▶ [How to complete this task] Copy out each line of the listing below that contains the word "face".

▶ [Records supplied]
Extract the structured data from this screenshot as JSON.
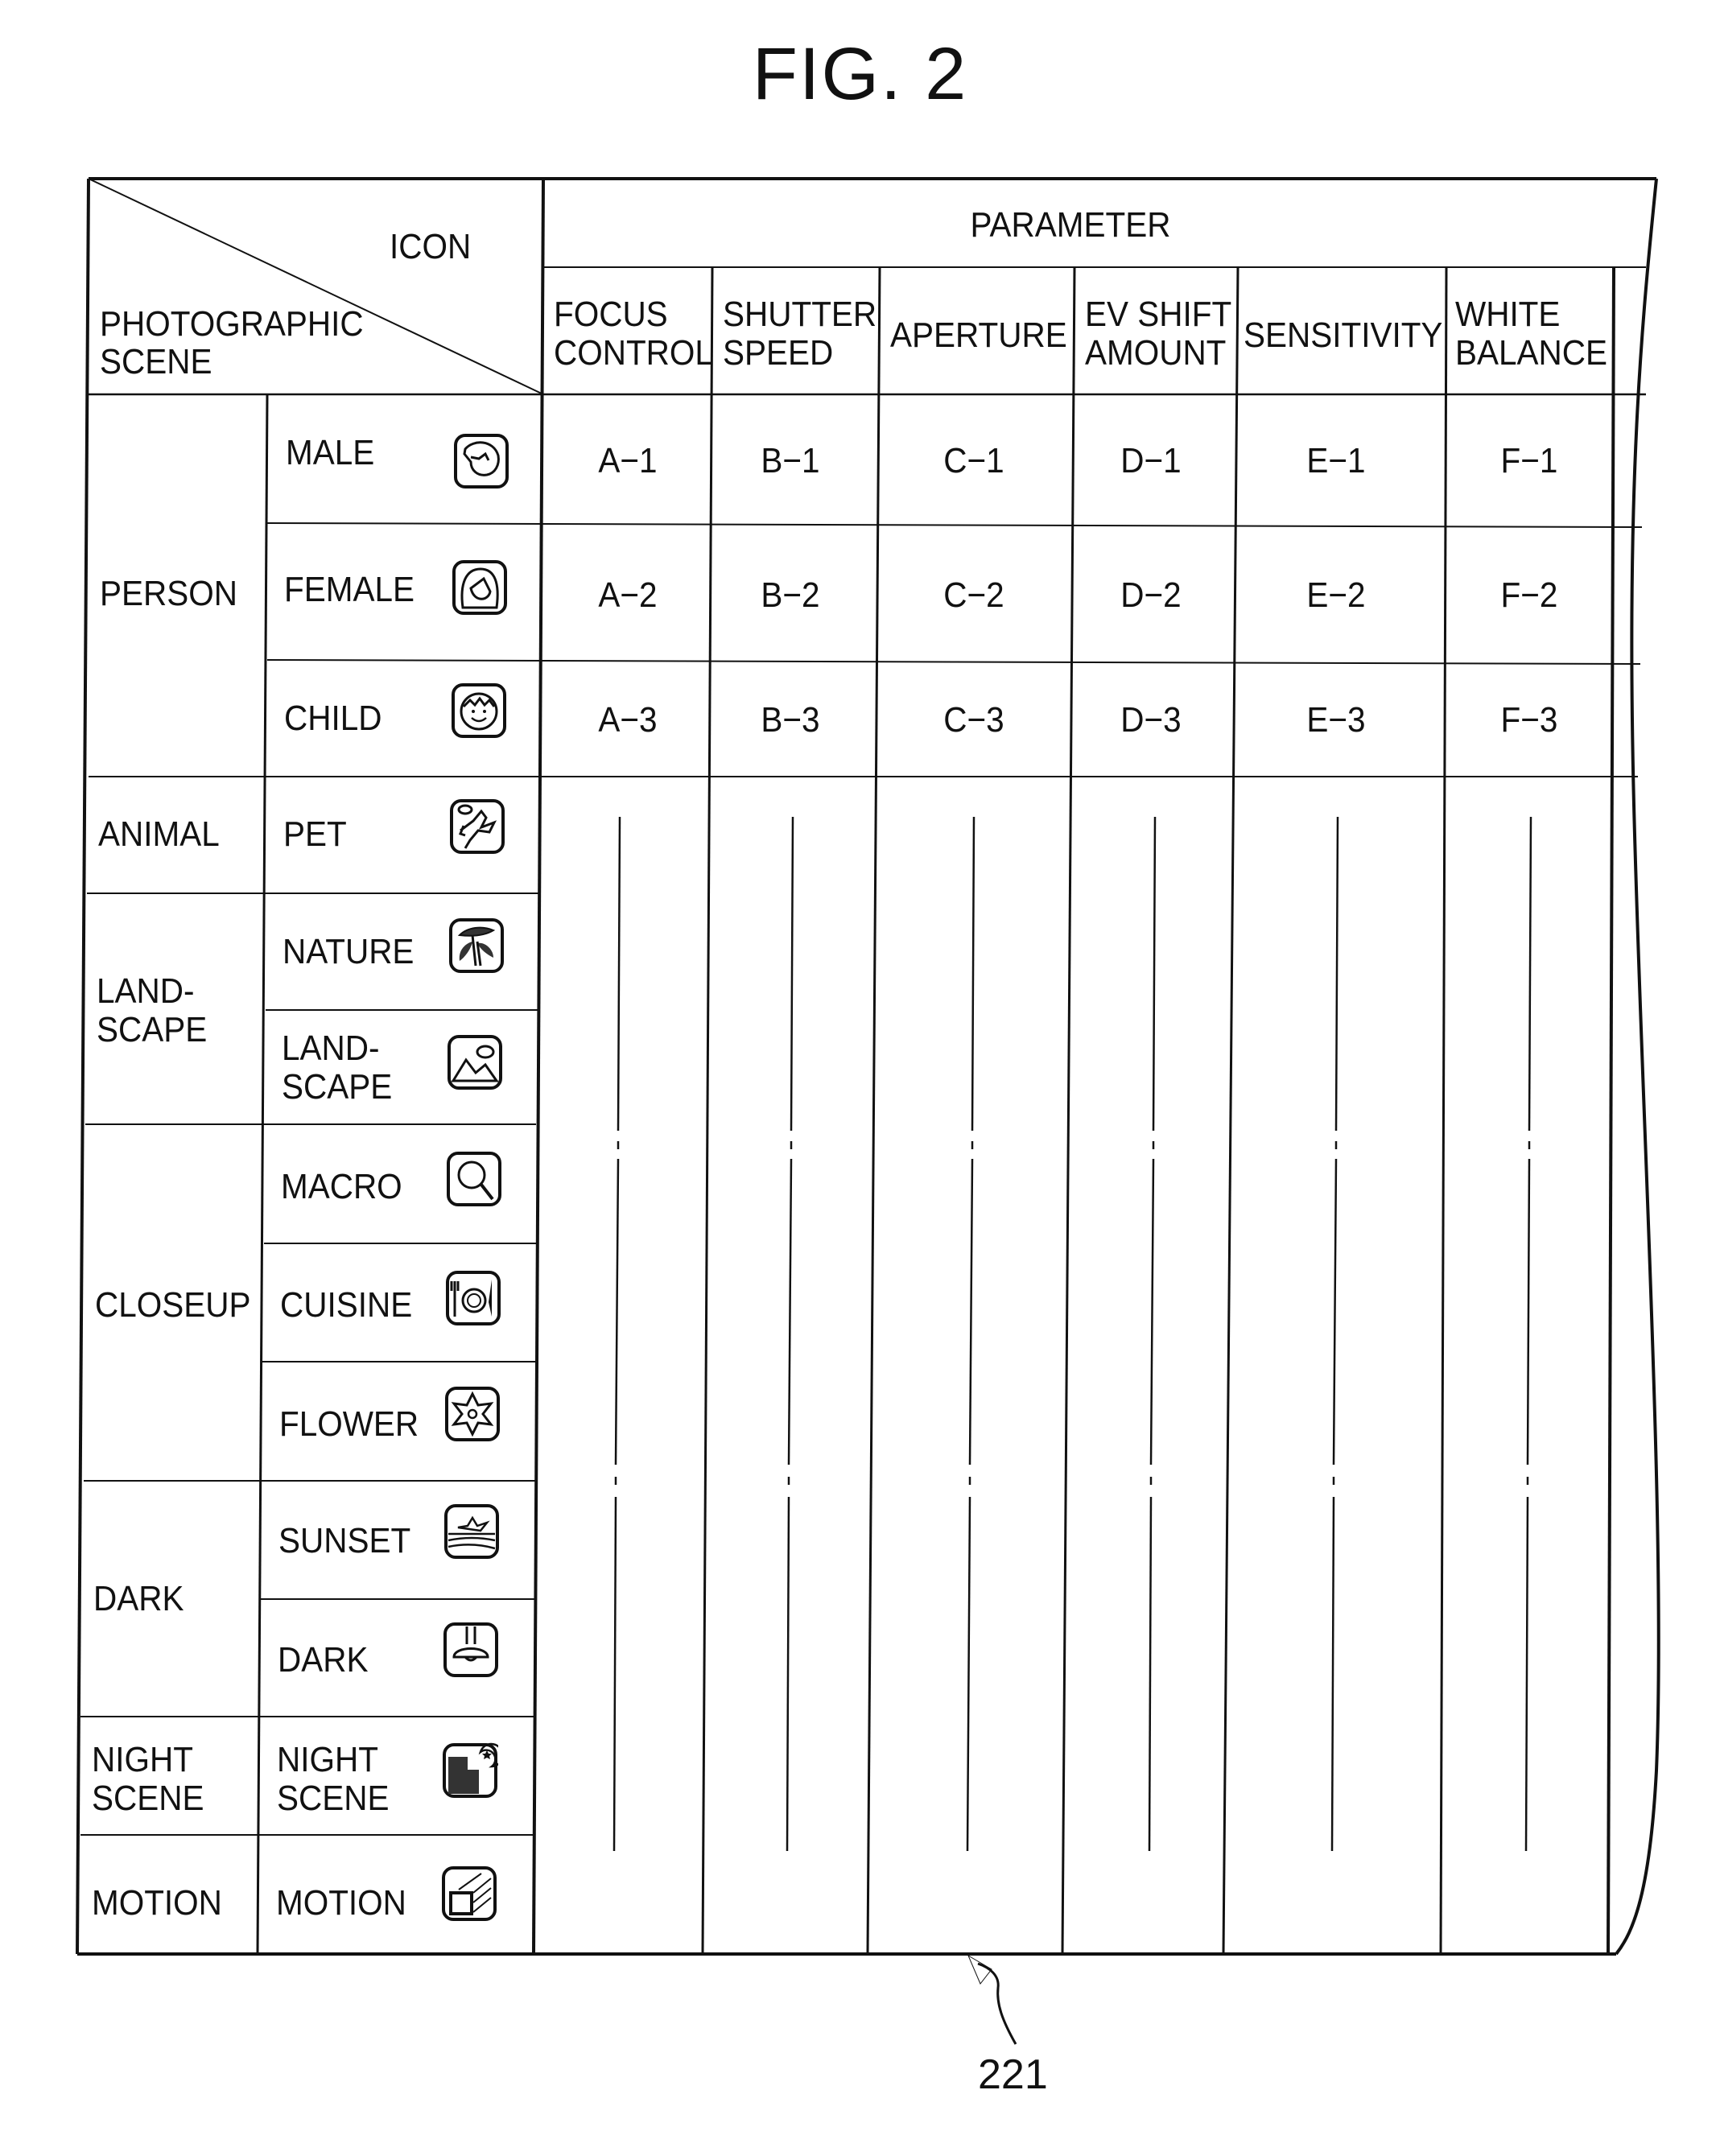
{
  "figure": {
    "title": "FIG. 2",
    "reference_numeral": "221"
  },
  "table": {
    "corner": {
      "top_right_label": "ICON",
      "bottom_left_label": [
        "PHOTOGRAPHIC",
        "SCENE"
      ]
    },
    "parameter_header": "PARAMETER",
    "parameter_columns": [
      {
        "key": "focus",
        "label": [
          "FOCUS",
          "CONTROL"
        ]
      },
      {
        "key": "shutter",
        "label": [
          "SHUTTER",
          "SPEED"
        ]
      },
      {
        "key": "aperture",
        "label": [
          "APERTURE"
        ]
      },
      {
        "key": "ev",
        "label": [
          "EV SHIFT",
          "AMOUNT"
        ]
      },
      {
        "key": "sensitivity",
        "label": [
          "SENSITIVITY"
        ]
      },
      {
        "key": "wb",
        "label": [
          "WHITE",
          "BALANCE"
        ]
      }
    ],
    "groups": [
      {
        "label": [
          "PERSON"
        ],
        "scenes": [
          {
            "label": [
              "MALE"
            ],
            "icon": "male-face-icon",
            "values": [
              "A-1",
              "B-1",
              "C-1",
              "D-1",
              "E-1",
              "F-1"
            ]
          },
          {
            "label": [
              "FEMALE"
            ],
            "icon": "female-face-icon",
            "values": [
              "A-2",
              "B-2",
              "C-2",
              "D-2",
              "E-2",
              "F-2"
            ]
          },
          {
            "label": [
              "CHILD"
            ],
            "icon": "child-face-icon",
            "values": [
              "A-3",
              "B-3",
              "C-3",
              "D-3",
              "E-3",
              "F-3"
            ]
          }
        ]
      },
      {
        "label": [
          "ANIMAL"
        ],
        "scenes": [
          {
            "label": [
              "PET"
            ],
            "icon": "pet-dog-icon"
          }
        ]
      },
      {
        "label": [
          "LAND-",
          "SCAPE"
        ],
        "scenes": [
          {
            "label": [
              "NATURE"
            ],
            "icon": "palm-tree-icon"
          },
          {
            "label": [
              "LAND-",
              "SCAPE"
            ],
            "icon": "mountain-icon"
          }
        ]
      },
      {
        "label": [
          "CLOSEUP"
        ],
        "scenes": [
          {
            "label": [
              "MACRO"
            ],
            "icon": "magnifier-icon"
          },
          {
            "label": [
              "CUISINE"
            ],
            "icon": "plate-cutlery-icon"
          },
          {
            "label": [
              "FLOWER"
            ],
            "icon": "flower-icon"
          }
        ]
      },
      {
        "label": [
          "DARK"
        ],
        "scenes": [
          {
            "label": [
              "SUNSET"
            ],
            "icon": "sunset-icon"
          },
          {
            "label": [
              "DARK"
            ],
            "icon": "lamp-icon"
          }
        ]
      },
      {
        "label": [
          "NIGHT",
          "SCENE"
        ],
        "scenes": [
          {
            "label": [
              "NIGHT",
              "SCENE"
            ],
            "icon": "night-city-icon"
          }
        ]
      },
      {
        "label": [
          "MOTION"
        ],
        "scenes": [
          {
            "label": [
              "MOTION"
            ],
            "icon": "motion-icon"
          }
        ]
      }
    ],
    "continuation_note": "remaining parameter values omitted (dash-dot continuation lines)"
  }
}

▶ [Task output]
            "icon": "male-face-icon",
            "icon": "female-face-icon",
            "icon": "child-face-icon",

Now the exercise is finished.